Both hospice and palliative care are options for providing care to patients with illnesses that affect their ability to take care of themselves. Palliative care, while a component of hospice care, can be considered a separate area of medical care for patients receiving one of these types of treatment. Palliative care focuses on relieving symptoms alongside the active medical treatment of a patient’s medical condition.
Understanding Hospice Care
Hospice care addresses the physical, emotional and spiritual needs of patients with life-limiting illnesses. Often, hospice care includes administration of prescribed medications and assistance with bathing, dressing and other routine activities. However, there are many different levels of care provided. In many cases, the care being provided is not full-time. It requires a caregiver, usually a family member, to be with the patient or other alternate arrangements.
Situations for Both Hospice and Palliative Care
Only terminally ill patients receive hospice care. It is frequently employed when medical treatment is no longer being used to cure an illness and when, if the disease runs its normal course, the patient is in the final six months of life. This diagnosis must be given by one or two physicians depending on the state. On the other hand, palliative care can be employed regardless of time frame and life expectancy and during active treatment.

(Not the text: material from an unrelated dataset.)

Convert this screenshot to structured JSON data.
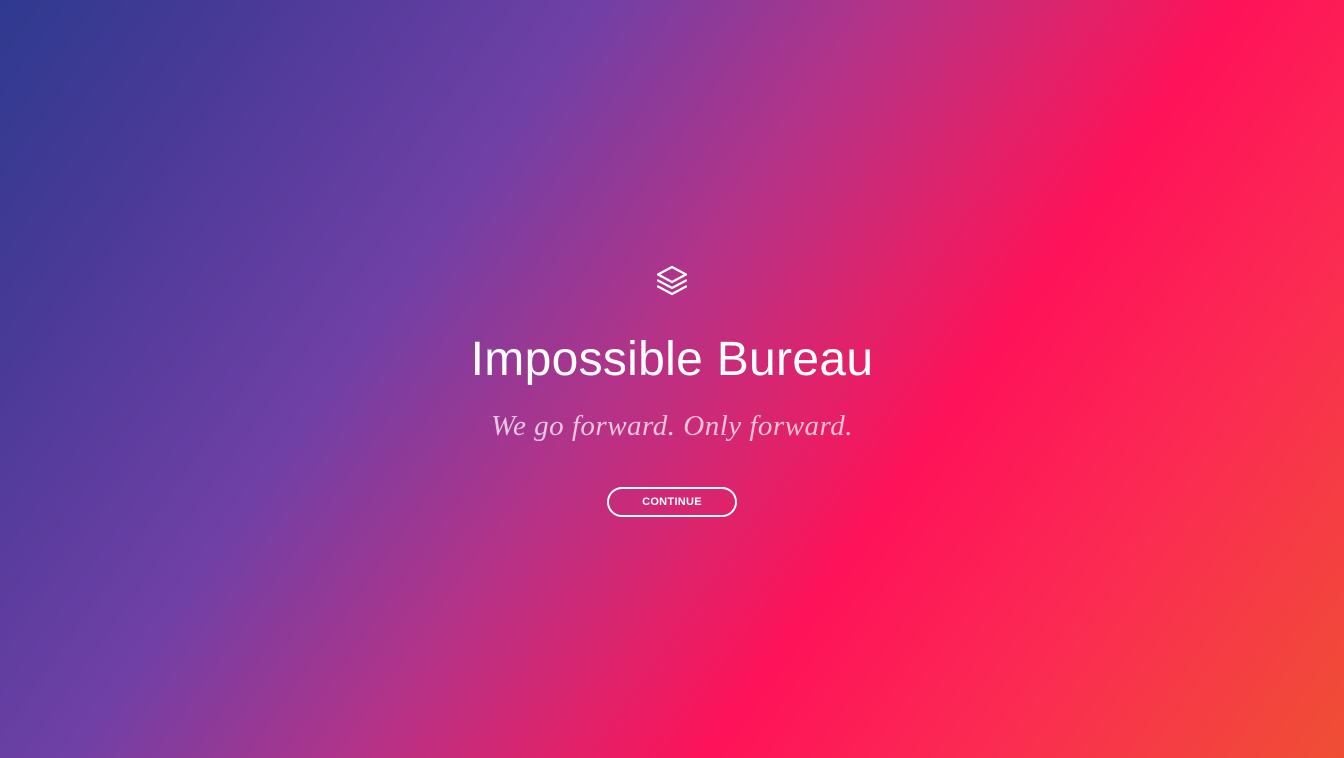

Both hospice and palliative care focus on the patient’s family as well as the patient. Hospice can offer psychosocial and spiritual counseling which address discomfort caused by non-physical symptoms.

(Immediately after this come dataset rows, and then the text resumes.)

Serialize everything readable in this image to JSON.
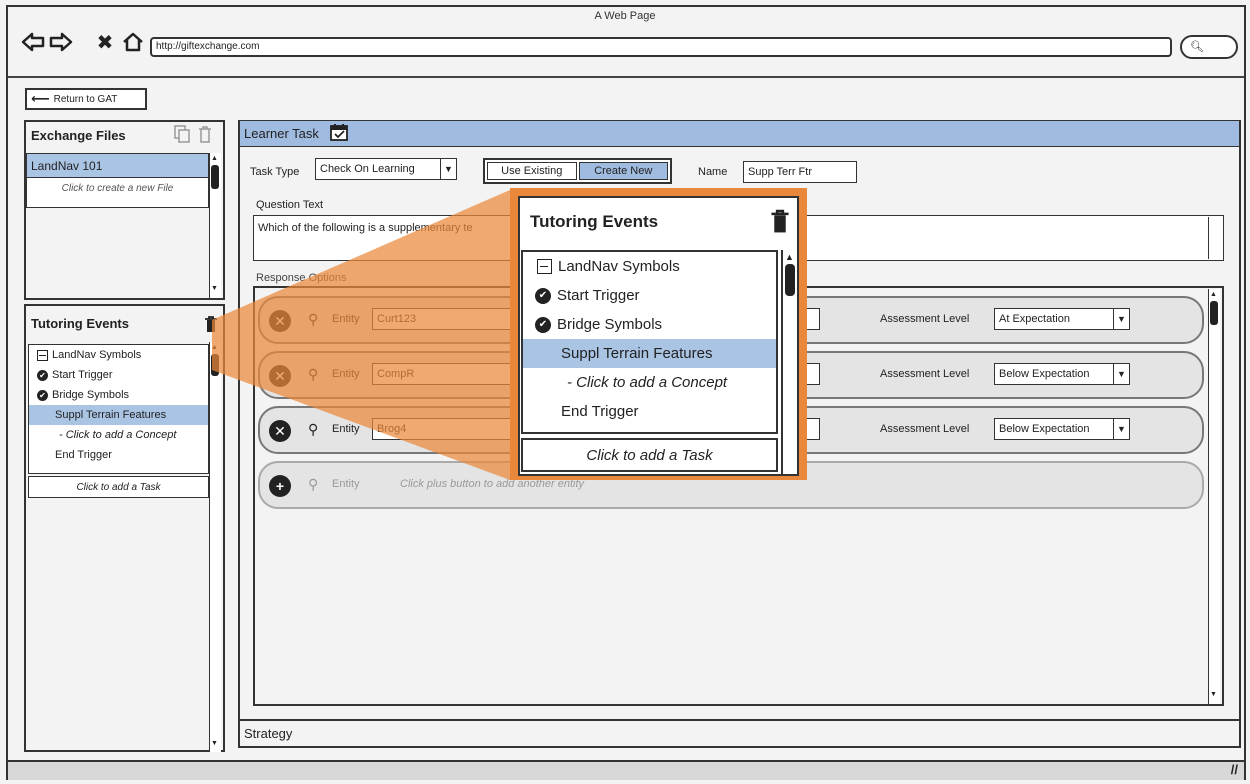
{
  "window": {
    "title": "A Web Page",
    "url": "http://giftexchange.com"
  },
  "return_label": "Return to GAT",
  "exchange_files": {
    "title": "Exchange Files",
    "items": [
      "LandNav 101"
    ],
    "create_hint": "Click to create a new File"
  },
  "tutoring_events": {
    "title": "Tutoring Events",
    "items": [
      {
        "label": "LandNav Symbols",
        "icon": "minus-box-icon"
      },
      {
        "label": "Start Trigger",
        "icon": "check-circle-icon"
      },
      {
        "label": "Bridge Symbols",
        "icon": "check-circle-icon"
      },
      {
        "label": "Suppl Terrain Features",
        "selected": true
      },
      {
        "label": "- Click to add a Concept",
        "italic": true
      },
      {
        "label": "End Trigger"
      }
    ],
    "add_task": "Click to add a Task"
  },
  "learner_task": {
    "title": "Learner Task",
    "task_type_label": "Task Type",
    "task_type_value": "Check On Learning",
    "use_existing": "Use Existing",
    "create_new": "Create New",
    "name_label": "Name",
    "name_value": "Supp Terr Ftr",
    "question_label": "Question Text",
    "question_value": "Which of the following is a supplementary te",
    "response_label": "Response Options",
    "entity_label": "Entity",
    "assessment_label": "Assessment Level",
    "responses": [
      {
        "entity": "Curt123",
        "level": "At Expectation"
      },
      {
        "entity": "CompR",
        "level": "Below Expectation"
      },
      {
        "entity": "Brog4",
        "level": "Below Expectation"
      }
    ],
    "add_entity_hint": "Click plus button to add another entity",
    "strategy_label": "Strategy"
  },
  "colors": {
    "accent": "#e9883a",
    "selection": "#aac4e4",
    "header": "#9fbbdf"
  }
}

The Medicare Hospice Benefit and Medicaid Hospice Benefit both cover hospice care in full. The Veteran’s Administration and many private insurance providers also cover hospice care, though they may require the payment of co-pays. Our organization provides hospice and palliative care to all members of our community who are in need and meet the care criteria.
Medicare, Medicaid, and many forms of private insurance also cover palliative care if the patient meets their criteria.
Location of Care
The patient’s home is the most common setting for hospice care, be it a house, apartment, or nursing home or assisted living facility. Some services are conducted in hospitals, dedicated hospice facilities and skilled nursing facilities.
Palliative care is commonly delivered in the patient’s home or apartment, though it can also be received during the course of a short-term hospital stay.